How are the two getting on? The daughter like a stern-faced head-mistress and the mother like a beyond-caring errant child. According to the mother, they have their spats, mostly scripted and acted out by the daughter. She could not put her finger on what upset the daughter. She just shrugged her shoulders: ’What to do? She’s like that… I let it pass.’

After that long prelude, now to the plot, thin but deep:

One day the daughter looked a little distracted. Reason: The mother had decided to go to Pondicherry for a month to be with her other daughter.

While talking about it, she said: ‘I can’t stay without Thaayi (her mother).’ Came as a surprise. But she repeated herself twice.

When this was carried later to Thaayi while she was sweeping the dead neem leaves off the yard, her response:

‘Don’t kid with me.’

‘No. I’m not.’

She went back to her job. After a few minutes, she came back:

‘She said that? Did she say it in jest or…’

‘No, she was right earnest saying she can’t live without you in the house.’
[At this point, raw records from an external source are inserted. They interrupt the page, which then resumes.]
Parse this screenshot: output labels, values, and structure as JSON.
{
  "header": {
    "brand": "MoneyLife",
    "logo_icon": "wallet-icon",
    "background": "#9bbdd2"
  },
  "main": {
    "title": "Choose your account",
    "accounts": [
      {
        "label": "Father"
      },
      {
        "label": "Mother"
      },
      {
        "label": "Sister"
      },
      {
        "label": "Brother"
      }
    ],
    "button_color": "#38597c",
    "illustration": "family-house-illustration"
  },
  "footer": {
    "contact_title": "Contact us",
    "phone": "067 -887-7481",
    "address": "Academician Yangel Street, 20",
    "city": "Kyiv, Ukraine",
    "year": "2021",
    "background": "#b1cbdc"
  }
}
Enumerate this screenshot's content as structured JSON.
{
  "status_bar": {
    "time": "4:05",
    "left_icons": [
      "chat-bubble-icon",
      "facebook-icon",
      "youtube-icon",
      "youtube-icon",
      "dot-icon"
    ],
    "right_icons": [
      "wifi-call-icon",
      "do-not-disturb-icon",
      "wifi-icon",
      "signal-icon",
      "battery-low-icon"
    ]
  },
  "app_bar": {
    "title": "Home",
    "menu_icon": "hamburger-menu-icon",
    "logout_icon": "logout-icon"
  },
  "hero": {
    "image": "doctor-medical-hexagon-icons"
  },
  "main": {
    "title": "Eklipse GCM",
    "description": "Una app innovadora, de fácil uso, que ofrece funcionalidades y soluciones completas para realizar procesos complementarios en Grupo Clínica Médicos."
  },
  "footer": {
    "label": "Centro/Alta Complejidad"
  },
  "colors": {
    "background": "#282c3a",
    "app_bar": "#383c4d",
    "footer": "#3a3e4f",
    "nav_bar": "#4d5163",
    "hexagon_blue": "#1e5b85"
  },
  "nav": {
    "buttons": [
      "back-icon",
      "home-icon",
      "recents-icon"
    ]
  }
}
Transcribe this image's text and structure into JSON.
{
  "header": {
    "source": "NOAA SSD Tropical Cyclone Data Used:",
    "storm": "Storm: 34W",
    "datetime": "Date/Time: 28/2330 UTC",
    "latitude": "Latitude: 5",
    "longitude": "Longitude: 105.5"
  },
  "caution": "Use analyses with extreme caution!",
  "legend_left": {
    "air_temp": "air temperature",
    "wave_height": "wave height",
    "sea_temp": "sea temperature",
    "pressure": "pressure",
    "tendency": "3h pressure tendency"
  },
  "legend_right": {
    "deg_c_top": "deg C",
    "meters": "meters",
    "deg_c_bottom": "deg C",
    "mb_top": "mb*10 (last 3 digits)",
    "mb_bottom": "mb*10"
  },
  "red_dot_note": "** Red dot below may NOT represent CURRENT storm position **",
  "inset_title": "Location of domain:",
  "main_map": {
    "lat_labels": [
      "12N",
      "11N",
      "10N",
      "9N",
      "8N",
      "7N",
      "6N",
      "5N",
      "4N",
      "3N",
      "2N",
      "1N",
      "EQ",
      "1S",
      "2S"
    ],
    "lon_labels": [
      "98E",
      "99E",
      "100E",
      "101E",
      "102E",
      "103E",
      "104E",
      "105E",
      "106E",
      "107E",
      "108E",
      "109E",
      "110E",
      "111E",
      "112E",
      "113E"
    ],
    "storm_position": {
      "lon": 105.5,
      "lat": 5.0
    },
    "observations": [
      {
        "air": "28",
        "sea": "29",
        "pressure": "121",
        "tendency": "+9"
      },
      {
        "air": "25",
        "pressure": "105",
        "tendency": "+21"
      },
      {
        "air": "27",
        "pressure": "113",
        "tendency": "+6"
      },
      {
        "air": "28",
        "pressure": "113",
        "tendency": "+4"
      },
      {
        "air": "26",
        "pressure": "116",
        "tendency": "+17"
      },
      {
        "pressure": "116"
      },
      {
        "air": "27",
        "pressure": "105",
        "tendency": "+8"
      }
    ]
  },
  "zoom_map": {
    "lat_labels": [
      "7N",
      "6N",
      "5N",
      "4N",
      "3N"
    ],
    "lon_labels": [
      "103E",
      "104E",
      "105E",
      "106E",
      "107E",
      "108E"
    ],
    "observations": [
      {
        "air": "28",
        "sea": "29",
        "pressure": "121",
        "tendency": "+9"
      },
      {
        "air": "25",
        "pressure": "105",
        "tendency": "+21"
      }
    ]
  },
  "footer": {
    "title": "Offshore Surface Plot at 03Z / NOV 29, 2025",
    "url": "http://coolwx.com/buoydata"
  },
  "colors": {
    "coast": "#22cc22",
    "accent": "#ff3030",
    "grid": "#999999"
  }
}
She too appeared surprised. Surely gladdened her heart though she didn’t exactly go into a dance. May be it’ll get at least her thru the next few spats to come?
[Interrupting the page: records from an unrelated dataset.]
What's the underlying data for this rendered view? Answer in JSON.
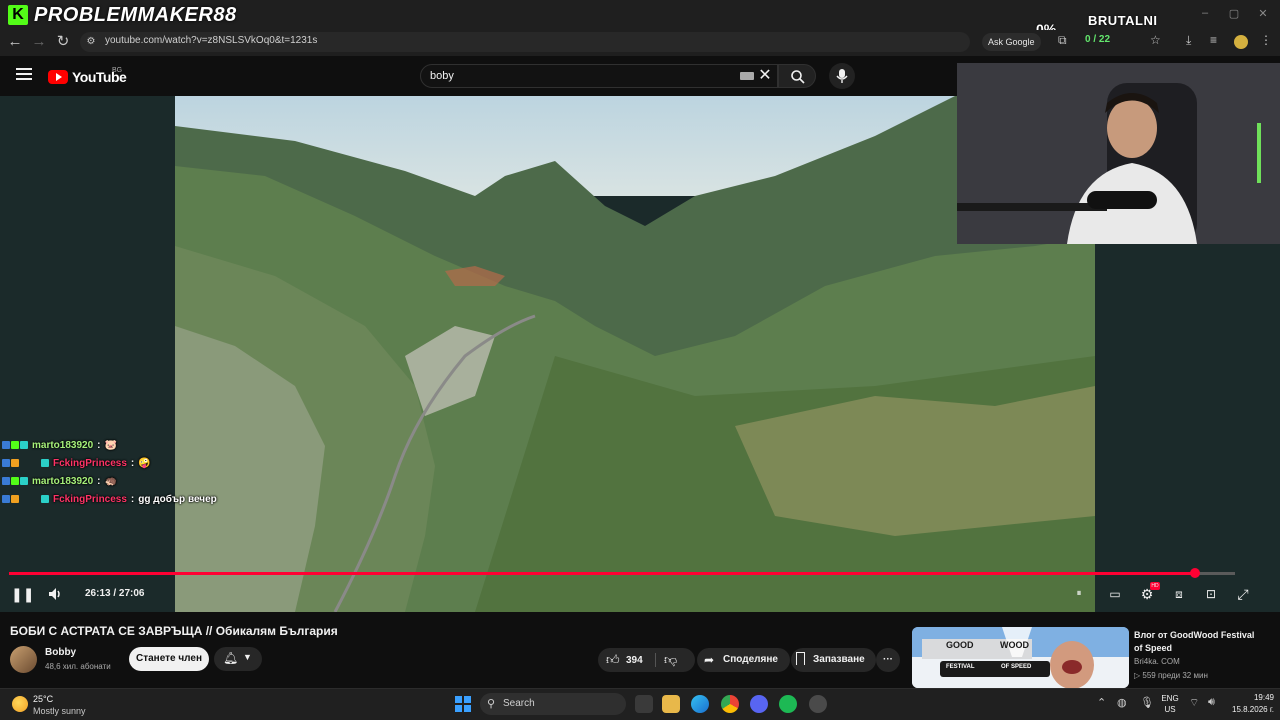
{
  "stream_overlay": {
    "logo_letter": "K",
    "streamer_name": "PROBLEMMAKER88",
    "percent": "0%",
    "tag": "BRUTALNI"
  },
  "browser": {
    "url": "youtube.com/watch?v=z8NSLSVkOq0&t=1231s",
    "ask_google": "Ask Google",
    "extension_counter": "0 / 22"
  },
  "youtube": {
    "wordmark": "YouTube",
    "region": "BG",
    "search_value": "boby"
  },
  "chat": [
    {
      "user": "marto183920",
      "msg": "",
      "emote": "🐷",
      "color": "#a6f07a"
    },
    {
      "user": "FckingPrincess",
      "msg": "",
      "emote": "🤪",
      "color": "#ff3366"
    },
    {
      "user": "marto183920",
      "msg": "",
      "emote": "🦔",
      "color": "#a6f07a"
    },
    {
      "user": "FckingPrincess",
      "msg": "gg добър вечер",
      "emote": "",
      "color": "#ff3366"
    }
  ],
  "player": {
    "time_display": "26:13 / 27:06",
    "progress": 0.967,
    "settings_badge": "HD"
  },
  "video": {
    "title": "БОБИ С АСТРАТА СЕ ЗАВРЪЩА // Обикалям България",
    "channel": "Bobby",
    "subscribers": "48,6 хил. абонати",
    "join_label": "Станете член",
    "likes": "394",
    "share_label": "Споделяне",
    "save_label": "Запазване"
  },
  "recommended": {
    "title": "Влог от GoodWood Festival of Speed",
    "channel": "Bri4ka. COM",
    "meta": "▷ 559 преди 32 мин",
    "thumb_top": "GOOD",
    "thumb_mid": "FESTIVAL",
    "thumb_right": "WOOD",
    "thumb_sub": "OF SPEED"
  },
  "taskbar": {
    "temperature": "25°C",
    "weather": "Mostly sunny",
    "search_label": "Search",
    "lang_top": "ENG",
    "lang_bottom": "US",
    "time": "19:49",
    "date": "15.8.2026 г."
  }
}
Besides the obvious moral of the story: ‘When you care about someone, say it loud and often to the person.’…there’s more to the story (with apologies to Milton John), I thought:

‘They also serve…

who carry a good word spoken,

a warm feeling expressed…

to its rightful addressee,

who wasn’t around then.’

A great opportunity, often overlooked, to bring people closer happily at no cost and with little effort!

End

Source: Mother and Daughter – hand-painted by ANJU AGRAWAL listed at fizdi.com/

Yours Is The Earth And Everything That’s In It If…

Rudyard Kipling on How To Be A Man

If …

If you can keep your head when all about you
Are losing theirs and blaming it on you,
If you can trust yourself when all men doubt you,
But make allowance for their doubting too;

If you can wait and not be tired by waiting,
Or being lied about, don’t deal in lies,
Or being hated, don’t give way to hating,
And yet don’t look too good, nor talk too wise:

If you can dream – and not make dreams your master;
If you can think – and not make thoughts your aim;
If you can meet with Triumph and Disaster
And treat those two impostors just the same;

If you can bear to hear the truth you’ve spoken
Twisted by knaves to make a trap for fools,
Or watch the things you gave your life to broken,
And stoop and build ’em up with wornout tools:

If you can make one heap of all your winnings
And risk it on one turn of pitch-and-toss,
And lose, and start again at your beginnings
And never breathe a word about your loss;

If you can force your heart and nerve and sinew
To serve your turn long after they are gone,
And so hold on when there is nothing in you
Except the Will which says to them: ‘Hold on!’

If you can talk with crowds and keep your virtue,
Or walk with kings – nor lose the common touch,
If neither foes nor loving friends can hurt you,
If all men count with you, but none too much;

If you can fill the unforgiving minute
With sixty seconds’ worth of distance run –
Yours is the Earth and everything that’s in it,
And – which is more – you’ll be a Man my son!

End

Source: fs.blog/2012/12/how-to-be-a-man-rudyard-kipling/ and Photo by Roger-Viollet